God has it all covered. He equips those He calls. It is a daunting list of very specific tasks that God has given, but He gives assurance that He will back us up with the necessary help and skills.

Bezalel and Oholiab had never built a tabernacle before, but God chose and called them and equipped them.

While God had appointed Bezalel and Oholiab to lead the project, the work and effort of many others was also key to making everything happen. One body, many parts, all for His glory.

Exodus 32: The impatience of the Israelites

Christine, Salt&Light

“When the people saw that Moses was so long in coming down from the mountain, they gathered around Aaron and said, “Come, make us gods who will go before us. As for this fellow Moses who brought us up out of Egypt, we don’t know what has happened to him.” (Exodus 32:1)

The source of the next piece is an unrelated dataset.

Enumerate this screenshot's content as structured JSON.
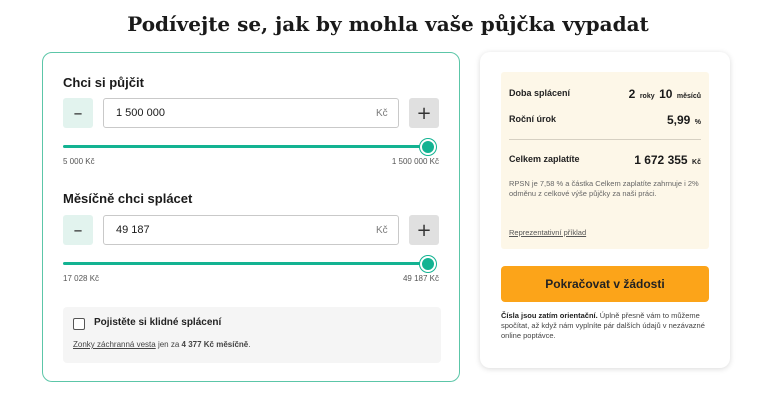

Waiting for God is tough but look at the impatience of the people. The one who did God’s miracles before their eyes and led them out of Egypt, they called him “this fellow Moses”.

“Now leave me alone so that my anger may burn against them and that I may destroy them. Then I will make you into a great nation.” (Exodus 32:10)

When you see the effort God made to establish a lasting relationship with the people and how the people (in ignorance of how God is working behind the scenes) reacted while waiting, you can totally appreciate God’s anger.

Sometimes, waiting for God to speak, to turn things around is a tough thing because nothing seems to be happening. And I am tempted to take things into my own hands, however incompetently, because at least something would then be happening.

I am sure the Israelites knew that their manmade calf is nothing compared to God. But in their minds, they probably felt that it was better than waiting and doing nothing. 

… when we, in our impatience, take things into our own hands, we miss His perfect plan.

But God is always working, whether we see it or not or know it or not. And when we, in our impatience, take things into our own hands, we miss His perfect plan.

I love Moses’ reaction to God. He could have said: “Yes, such troublesome people. Go ahead and make ME a great nation, forget about them.”

But Moses is truly a shepherd because he loved the people even though they were so often unlovable and he spoke up for them.

In contrast was Aaron, who bowed to pressure because the people had “gathered around him”. And we are told later that it was not in solidarity but in something akin to mob violence.

  1. What struck you most through your reading of Exodus?
  2. How can you apply this biblical truth or principle to your daily life?